• [What is being asked]
Write out every record below exactly as it appears, omitting the pictures.

[Dataset rows describing interfaces]

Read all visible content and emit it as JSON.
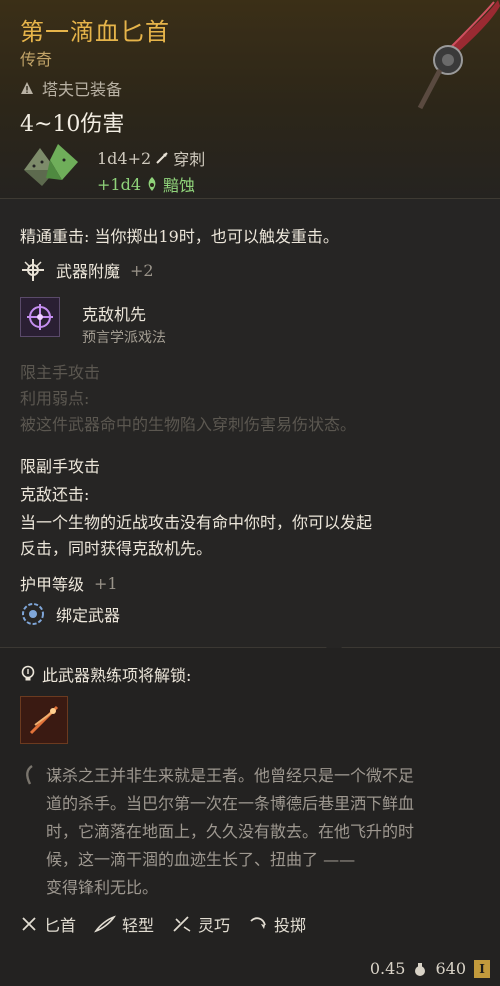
{
  "item": {
    "name": "第一滴血匕首",
    "rarity": "传奇",
    "equipped_by": "塔夫已装备",
    "damage_range": "4~10伤害",
    "damage_primary": "1d4+2",
    "damage_primary_type": "穿刺",
    "damage_secondary": "+1d4",
    "damage_secondary_type": "黯蚀"
  },
  "properties": {
    "master_crit": "精通重击: 当你掷出19时，也可以触发重击。",
    "enchant_label": "武器附魔",
    "enchant_value": "+2",
    "spell_name": "克敌机先",
    "spell_school": "预言学派戏法",
    "main_hand_title": "限主手攻击",
    "main_hand_sub": "利用弱点:",
    "main_hand_desc": "被这件武器命中的生物陷入穿刺伤害易伤状态。",
    "off_hand_title": "限副手攻击",
    "off_hand_sub": "克敌还击:",
    "off_hand_desc_1": "当一个生物的近战攻击没有命中你时，你可以发起",
    "off_hand_desc_2": "反击，同时获得克敌机先。",
    "armor_label": "护甲等级",
    "armor_value": "+1",
    "bound_label": "绑定武器"
  },
  "mastery": {
    "unlock_text": "此武器熟练项将解锁:"
  },
  "lore": [
    "谋杀之王并非生来就是王者。他曾经只是一个微不足",
    "道的杀手。当巴尔第一次在一条博德后巷里洒下鲜血",
    "时，它滴落在地面上，久久没有散去。在他飞升的时",
    "候，这一滴干涸的血迹生长了、扭曲了 ——",
    "变得锋利无比。"
  ],
  "tags": [
    "匕首",
    "轻型",
    "灵巧",
    "投掷"
  ],
  "stats": {
    "weight": "0.45",
    "value": "640"
  },
  "colors": {
    "title_gold": "#e6b44a",
    "green_bonus": "#8fd37a",
    "disabled_text": "#5b5750"
  }
}
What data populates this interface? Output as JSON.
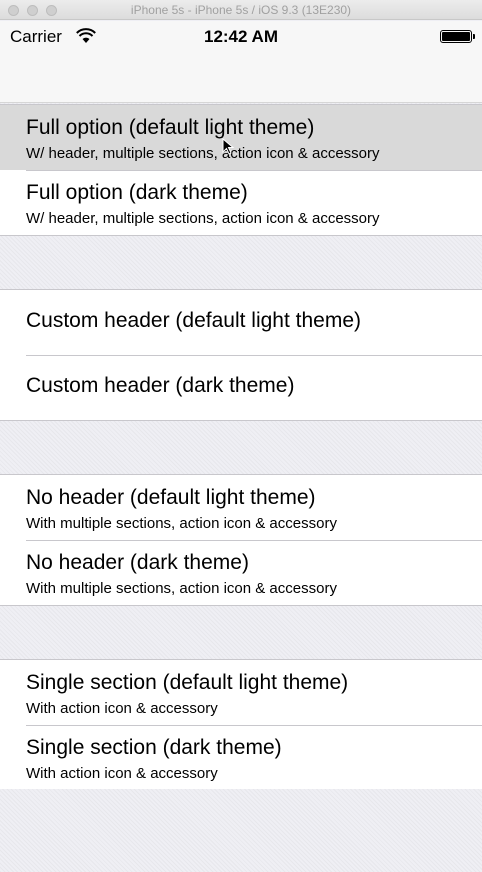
{
  "window": {
    "title": "iPhone 5s - iPhone 5s / iOS 9.3 (13E230)"
  },
  "status_bar": {
    "carrier": "Carrier",
    "time": "12:42 AM"
  },
  "sections": [
    {
      "rows": [
        {
          "title": "Full option (default light theme)",
          "subtitle": "W/ header, multiple sections, action icon & accessory",
          "selected": true
        },
        {
          "title": "Full option (dark theme)",
          "subtitle": "W/ header, multiple sections, action icon & accessory"
        }
      ]
    },
    {
      "rows": [
        {
          "title": "Custom header (default light theme)"
        },
        {
          "title": "Custom header (dark theme)"
        }
      ]
    },
    {
      "rows": [
        {
          "title": "No header (default light theme)",
          "subtitle": "With multiple sections, action icon & accessory"
        },
        {
          "title": "No header (dark theme)",
          "subtitle": "With multiple sections, action icon & accessory"
        }
      ]
    },
    {
      "rows": [
        {
          "title": "Single section (default light theme)",
          "subtitle": "With action icon & accessory"
        },
        {
          "title": "Single section (dark theme)",
          "subtitle": "With action icon & accessory"
        }
      ]
    }
  ]
}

• [The answer]
Read all visible content and emit it as JSON.
{
  "item": {
    "name": "第一滴血匕首",
    "rarity": "传奇",
    "equipped_by": "塔夫已装备",
    "damage_range": "4~10伤害",
    "damage_primary": "1d4+2",
    "damage_primary_type": "穿刺",
    "damage_secondary": "+1d4",
    "damage_secondary_type": "黯蚀"
  },
  "properties": {
    "master_crit": "精通重击: 当你掷出19时，也可以触发重击。",
    "enchant_label": "武器附魔",
    "enchant_value": "+2",
    "spell_name": "克敌机先",
    "spell_school": "预言学派戏法",
    "main_hand_title": "限主手攻击",
    "main_hand_sub": "利用弱点:",
    "main_hand_desc": "被这件武器命中的生物陷入穿刺伤害易伤状态。",
    "off_hand_title": "限副手攻击",
    "off_hand_sub": "克敌还击:",
    "off_hand_desc_1": "当一个生物的近战攻击没有命中你时，你可以发起",
    "off_hand_desc_2": "反击，同时获得克敌机先。",
    "armor_label": "护甲等级",
    "armor_value": "+1",
    "bound_label": "绑定武器"
  },
  "mastery": {
    "unlock_text": "此武器熟练项将解锁:"
  },
  "lore": [
    "谋杀之王并非生来就是王者。他曾经只是一个微不足",
    "道的杀手。当巴尔第一次在一条博德后巷里洒下鲜血",
    "时，它滴落在地面上，久久没有散去。在他飞升的时",
    "候，这一滴干涸的血迹生长了、扭曲了 ——",
    "变得锋利无比。"
  ],
  "tags": [
    "匕首",
    "轻型",
    "灵巧",
    "投掷"
  ],
  "stats": {
    "weight": "0.45",
    "value": "640"
  },
  "colors": {
    "title_gold": "#e6b44a",
    "green_bonus": "#8fd37a",
    "disabled_text": "#5b5750"
  }
}
What data populates this interface? Output as JSON.
{
  "window": {
    "title": "iPhone 5s - iPhone 5s / iOS 9.3 (13E230)"
  },
  "status_bar": {
    "carrier": "Carrier",
    "time": "12:42 AM"
  },
  "sections": [
    {
      "rows": [
        {
          "title": "Full option (default light theme)",
          "subtitle": "W/ header, multiple sections, action icon & accessory",
          "selected": true
        },
        {
          "title": "Full option (dark theme)",
          "subtitle": "W/ header, multiple sections, action icon & accessory"
        }
      ]
    },
    {
      "rows": [
        {
          "title": "Custom header (default light theme)"
        },
        {
          "title": "Custom header (dark theme)"
        }
      ]
    },
    {
      "rows": [
        {
          "title": "No header (default light theme)",
          "subtitle": "With multiple sections, action icon & accessory"
        },
        {
          "title": "No header (dark theme)",
          "subtitle": "With multiple sections, action icon & accessory"
        }
      ]
    },
    {
      "rows": [
        {
          "title": "Single section (default light theme)",
          "subtitle": "With action icon & accessory"
        },
        {
          "title": "Single section (dark theme)",
          "subtitle": "With action icon & accessory"
        }
      ]
    }
  ]
}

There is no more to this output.